Yield StrengthThe strength is the material property of a steel which is usually indicated by its minimum yield strength or ultimate tensile strength. Casing and tubing are manufactured mostly from ductile steels. Whereas brittle steels fracture without appreciable deformation, ductile steels can withstand significant plastic deformation prior to fracture.
Basic Stress-Strain EquationsStress and strain are common terms used in describing strengths of materials.
If a tensile load (or force) is applied to a test sample cross-sectional area, then the tensile (or axial) stress is found by:
Stress = Force / Area
Axial strain is defined as the ratio of the test sample axial elongation to the original length of the sample:
Axial Strain = Axial Elongation / Original Length
Hooke's Law defines stress as the product of the elastic constant or Young's modulus of elasticity (E) and strain:
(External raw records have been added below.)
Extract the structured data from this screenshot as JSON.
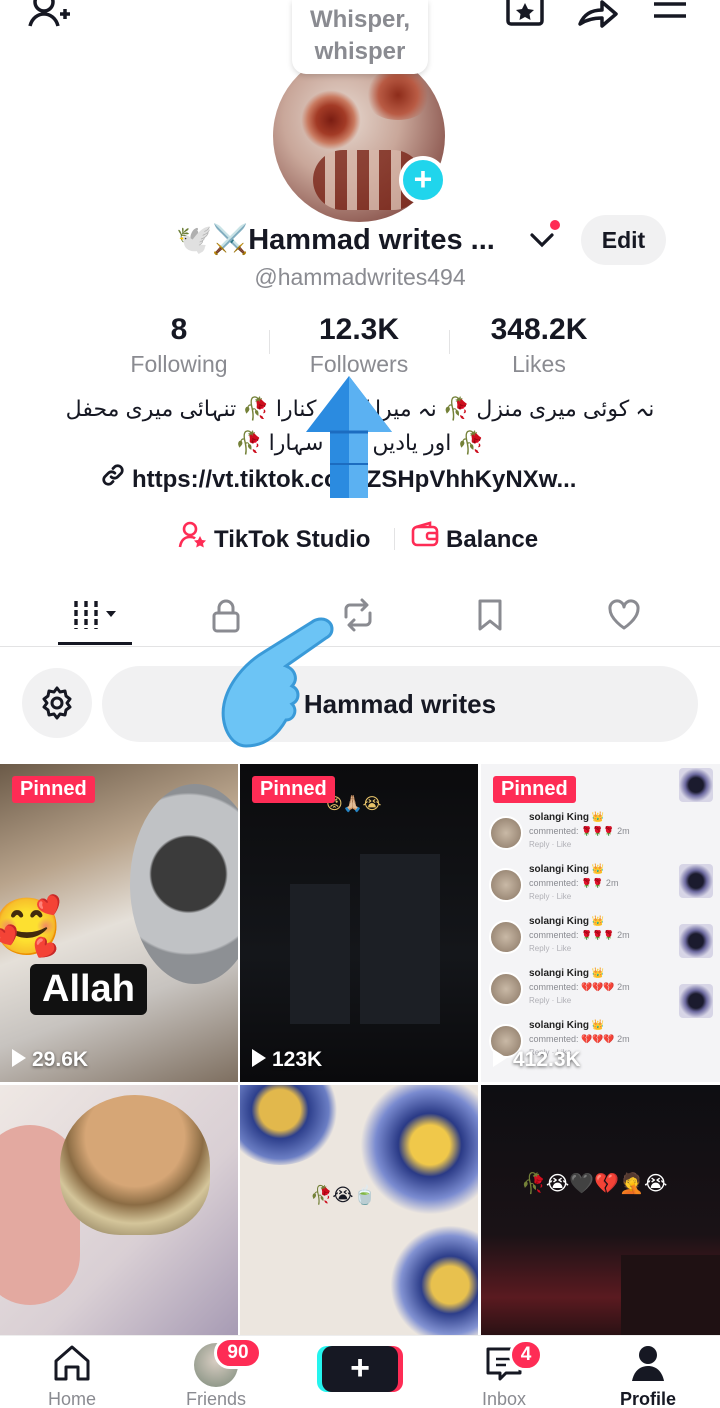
{
  "top_bar": {
    "icons": [
      "add-friend-icon",
      "favorites-icon",
      "share-icon",
      "menu-icon"
    ]
  },
  "profile": {
    "note": [
      "Whisper,",
      "whisper"
    ],
    "display_name": "🕊️⚔️Hammad writes ...",
    "username": "@hammadwrites494",
    "edit_label": "Edit",
    "stats": [
      {
        "value": "8",
        "label": "Following"
      },
      {
        "value": "12.3K",
        "label": "Followers"
      },
      {
        "value": "348.2K",
        "label": "Likes"
      }
    ],
    "bio_line1": "نہ کوئی میری منزل 🥀 نہ میرا کوئی کنارا 🥀 تنہائی میری محفل",
    "bio_line2": "🥀 اور یادیں میرا سہارا 🥀",
    "link": "https://vt.tiktok.com/ZSHpVhhKyNXw...",
    "studio_label": "TikTok Studio",
    "balance_label": "Balance"
  },
  "tabs": [
    {
      "name": "videos",
      "icon": "grid-icon",
      "active": true
    },
    {
      "name": "private",
      "icon": "lock-icon",
      "active": false
    },
    {
      "name": "reposts",
      "icon": "repost-icon",
      "active": false
    },
    {
      "name": "saved",
      "icon": "bookmark-icon",
      "active": false
    },
    {
      "name": "liked",
      "icon": "heart-icon",
      "active": false
    }
  ],
  "filter": {
    "chip_label": "Hammad writes"
  },
  "videos": [
    {
      "pinned": "Pinned",
      "views": "29.6K",
      "caption": "Allah"
    },
    {
      "pinned": "Pinned",
      "views": "123K"
    },
    {
      "pinned": "Pinned",
      "views": "412.3K"
    },
    {},
    {
      "caption": "🥀😭🍵"
    },
    {
      "caption": "🥀😭🖤💔🤦😭"
    }
  ],
  "comment_rows": [
    {
      "name": "solangi King 👑",
      "comment": "commented: 🌹🌹🌹 2m",
      "actions": "Reply · Like"
    },
    {
      "name": "solangi King 👑",
      "comment": "commented: 🌹🌹 2m",
      "actions": "Reply · Like"
    },
    {
      "name": "solangi King 👑",
      "comment": "commented: 🌹🌹🌹 2m",
      "actions": "Reply · Like"
    },
    {
      "name": "solangi King 👑",
      "comment": "commented: 💔💔💔 2m",
      "actions": "Reply · Like"
    },
    {
      "name": "solangi King 👑",
      "comment": "commented: 💔💔💔 2m",
      "actions": "Reply · Like"
    }
  ],
  "bottom_nav": {
    "home": "Home",
    "friends": "Friends",
    "friends_badge": "90",
    "create": "+",
    "inbox": "Inbox",
    "inbox_badge": "4",
    "profile": "Profile"
  },
  "colors": {
    "accent": "#fe2c55",
    "cyan": "#25f4ee",
    "text": "#161823",
    "muted": "#8a8b91"
  }
}
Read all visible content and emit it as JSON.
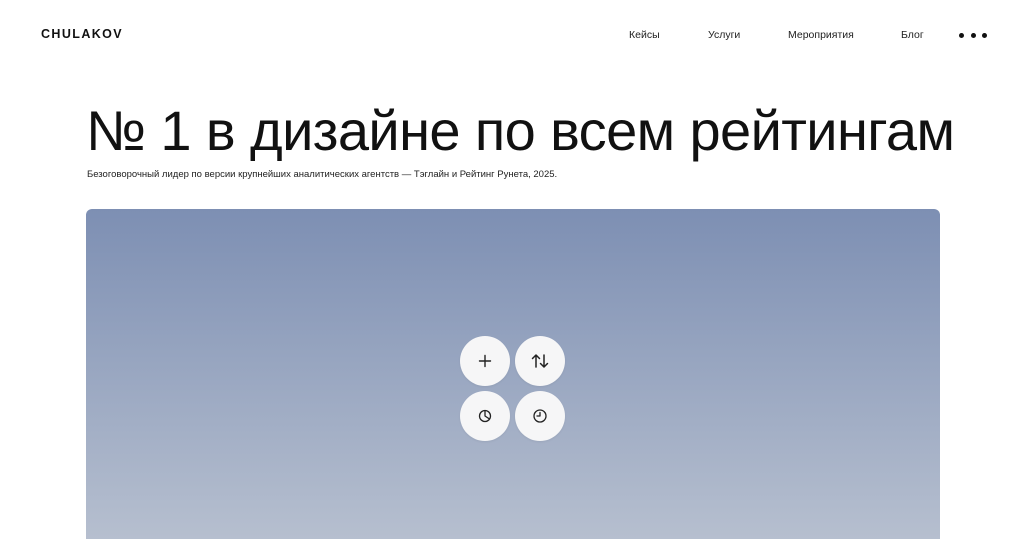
{
  "header": {
    "logo": "CHULAKOV",
    "nav": [
      {
        "label": "Кейсы"
      },
      {
        "label": "Услуги"
      },
      {
        "label": "Мероприятия"
      },
      {
        "label": "Блог"
      }
    ],
    "more_icon": "more-dots-icon"
  },
  "hero": {
    "title": "№ 1 в дизайне по всем рейтингам",
    "subtitle": "Безоговорочный лидер по версии крупнейших аналитических агентств — Тэглайн и Рейтинг Рунета, 2025."
  },
  "media": {
    "gradient_top": "#7d8fb3",
    "gradient_bottom": "#b6bfcf",
    "controls": [
      {
        "icon": "plus-icon"
      },
      {
        "icon": "sort-arrows-icon"
      },
      {
        "icon": "pie-chart-icon"
      },
      {
        "icon": "clock-icon"
      }
    ]
  }
}
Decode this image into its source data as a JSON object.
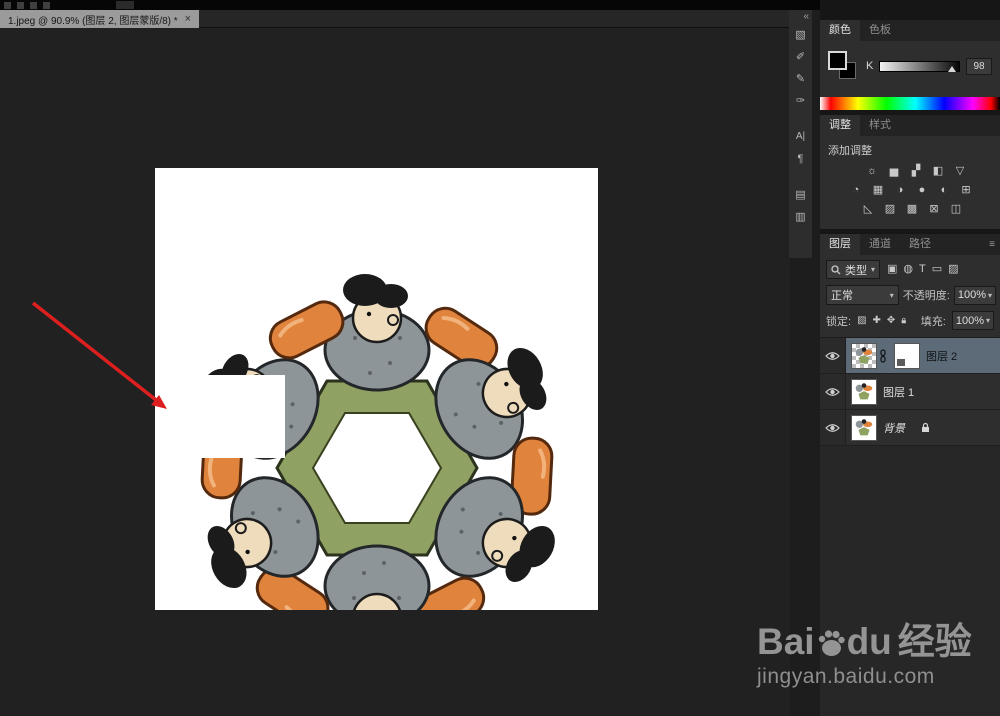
{
  "window": {
    "tab_title": "1.jpeg @ 90.9% (图层 2, 图层蒙版/8) *",
    "tab_close": "×",
    "collapse_glyph": "«"
  },
  "tools": {
    "glyphs": [
      "▧",
      "✐",
      "✎",
      "✑",
      "A|",
      "¶",
      "▤",
      "▥"
    ]
  },
  "color_panel": {
    "tab_color": "颜色",
    "tab_swatches": "色板",
    "k_label": "K",
    "k_value": "98"
  },
  "adjust_panel": {
    "tab_adjust": "调整",
    "tab_styles": "样式",
    "title": "添加调整",
    "row1": [
      "☼",
      "▅",
      "▞",
      "◧",
      "▽"
    ],
    "row2": [
      "◔",
      "▦",
      "◑",
      "●",
      "◐",
      "⊞"
    ],
    "row3": [
      "◺",
      "▨",
      "▩",
      "⊠",
      "◫"
    ]
  },
  "layers_panel": {
    "tab_layers": "图层",
    "tab_channels": "通道",
    "tab_paths": "路径",
    "menu_glyph": "≡",
    "filter_label": "类型",
    "filter_icons": [
      "▣",
      "◍",
      "T",
      "▭",
      "▨"
    ],
    "blend_mode": "正常",
    "dropdown_glyph": "▾",
    "opacity_label": "不透明度:",
    "opacity_value": "100%",
    "lock_label": "锁定:",
    "lock_icons": [
      "▨",
      "✚",
      "✥"
    ],
    "fill_label": "填充:",
    "fill_value": "100%",
    "layers": [
      {
        "name": "图层 2",
        "selected": true,
        "has_mask": true
      },
      {
        "name": "图层 1",
        "selected": false
      },
      {
        "name": "背景",
        "selected": false,
        "locked": true
      }
    ]
  },
  "watermark": {
    "bai": "Bai",
    "du": "du",
    "suffix": "经验",
    "url": "jingyan.baidu.com"
  },
  "colors": {
    "arrow": "#de1f1f",
    "selected_layer_bg": "#5c6b77",
    "canvas_bg": "#212121",
    "panel_bg": "#2e2e2e"
  }
}
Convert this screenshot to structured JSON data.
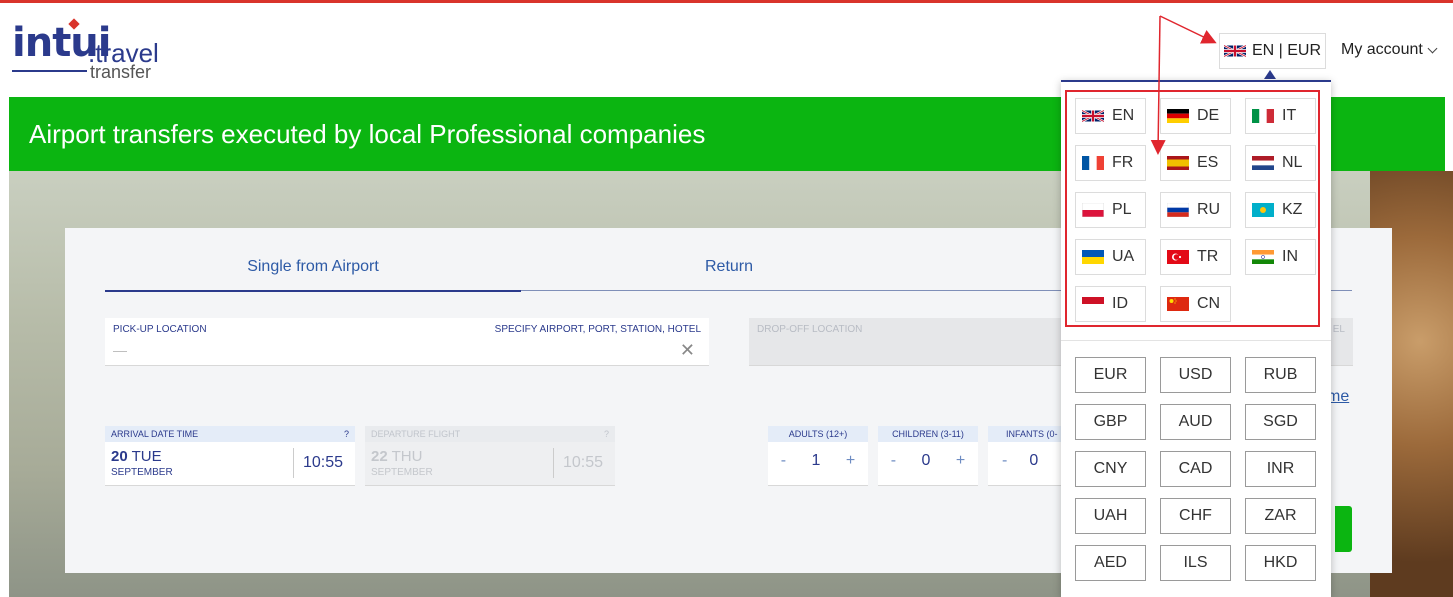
{
  "header": {
    "logo": {
      "word": "intui",
      "travel": ".travel",
      "transfer": "transfer"
    },
    "lang_button": {
      "flag_icon": "uk-flag-icon",
      "label": "EN | EUR"
    },
    "my_account": "My account"
  },
  "banner": {
    "title": "Airport transfers executed by local Professional companies",
    "color": "#0bb511"
  },
  "search": {
    "tabs": [
      {
        "label": "Single from Airport",
        "active": true
      },
      {
        "label": "Return",
        "active": false
      }
    ],
    "pickup": {
      "label": "PICK-UP LOCATION",
      "hint": "SPECIFY AIRPORT, PORT, STATION, HOTEL",
      "placeholder": "—"
    },
    "dropoff": {
      "label": "DROP-OFF LOCATION",
      "hint_partial": "EL"
    },
    "arrival": {
      "label": "ARRIVAL DATE TIME",
      "help": "?",
      "day_num": "20",
      "weekday": "TUE",
      "month": "SEPTEMBER",
      "time": "10:55"
    },
    "departure": {
      "label": "DEPARTURE FLIGHT",
      "help": "?",
      "day_num": "22",
      "weekday": "THU",
      "month": "SEPTEMBER",
      "time": "10:55"
    },
    "pax": [
      {
        "label": "ADULTS (12+)",
        "minus": "-",
        "value": "1",
        "plus": "+"
      },
      {
        "label": "CHILDREN (3-11)",
        "minus": "-",
        "value": "0",
        "plus": "+"
      },
      {
        "label": "INFANTS (0-",
        "minus": "-",
        "value": "0",
        "plus": ""
      }
    ],
    "partial_link": "me"
  },
  "dropdown": {
    "languages": [
      {
        "code": "EN",
        "flag": "uk-flag-icon"
      },
      {
        "code": "DE",
        "flag": "germany-flag-icon"
      },
      {
        "code": "IT",
        "flag": "italy-flag-icon"
      },
      {
        "code": "FR",
        "flag": "france-flag-icon"
      },
      {
        "code": "ES",
        "flag": "spain-flag-icon"
      },
      {
        "code": "NL",
        "flag": "netherlands-flag-icon"
      },
      {
        "code": "PL",
        "flag": "poland-flag-icon"
      },
      {
        "code": "RU",
        "flag": "russia-flag-icon"
      },
      {
        "code": "KZ",
        "flag": "kazakhstan-flag-icon"
      },
      {
        "code": "UA",
        "flag": "ukraine-flag-icon"
      },
      {
        "code": "TR",
        "flag": "turkey-flag-icon"
      },
      {
        "code": "IN",
        "flag": "india-flag-icon"
      },
      {
        "code": "ID",
        "flag": "indonesia-flag-icon"
      },
      {
        "code": "CN",
        "flag": "china-flag-icon"
      }
    ],
    "currencies": [
      "EUR",
      "USD",
      "RUB",
      "GBP",
      "AUD",
      "SGD",
      "CNY",
      "CAD",
      "INR",
      "UAH",
      "CHF",
      "ZAR",
      "AED",
      "ILS",
      "HKD"
    ]
  },
  "colors": {
    "brand_blue": "#2b3a8c",
    "link_blue": "#2d5aa6",
    "annotation_red": "#e0262e"
  }
}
Stress = E x strain
Young's Modulus for steel is typically 30 x 10^6 psi.
- Point 'A' represents the yield strength or elastic limit of the steel. If the steel is stressed below the elastic limit, it will return to its original shape upon unstressing or unloading the test sample. Below the elastic limit, the stress-strain curve is linear.
- Point 'B' : The API specifies that the yield stress (yield strength) is the tensile stress required to produce a total elongation of 0.5% of the tensile test sample length. This is shown by point 'B' in the diagram. Stresses greater than the elastic limit cause permanent deformation of the steel and the steel will not return to its original shape when the load is taken away.
- Point 'C': If a steel is stressed beyond its yield strength, it will deform plastically until its ultimate strength is reached as shown by point 'C'. The ultimate strength is the maximum stress that the steel can sustain before it begins to fail. Beyond this point the material will continue to deform plastically (with a reducing stress) until complete failure (breakage) occurs as shown by point 'D'.
Hardness of SteelHardness is a material property which is the measure of a steel's yield point in compression. When a material is required to resist wear, corrosion, erosion or plastic deformation, it may be necessary to specify a specific hardness.
This material property generally increases with increasing material ultimate tensile strength. Very hard materials are brittle and will crack or fracture easily. Hardness is determined by a test where a load is applied with a small ball or pointed object.
The hardness property of the material is then expressed by the depth of the indentation caused by the pointed object. The "Rockwell C", "Brinell", or “Charpy” hardness scales are used to quantify the degree of hardness of an oilfield tubular material. Hardness can be expressed by a Charpy Impact Test, where a weighted pendulum is dropped onto a sample and the amount of impact it takes to break the sample is measured. This amount of impact must exceed a minimum standard.
Mechanical properties of steel such as yield stress, ultimate tensile strength, ductility, or hardness can be achieved by
- Controlling the heat treating portion of the manufacturing process.
- Controlling the chemical composition of the steel.
Heat TreatingHeat treating affects changes in the microstructure, or grain structure of the steel which directly affects its mechanical properties. Heat treating is an operation involving heating and/or cooling the solid steel tubular to develop the desired steel microstructures.
The five basic heat treatments are:
Quenched and TemperedThe steel is heated to 1500-1600 degree F. It is then rapidly quenched (or cooled) in water
or oil to produce a desired microstructure. It is then tempered (or re-heated) at 1000-1300 degree F to produce a desired combination of strength and ductility. This is the preferred method of producing high strength casing and tubing.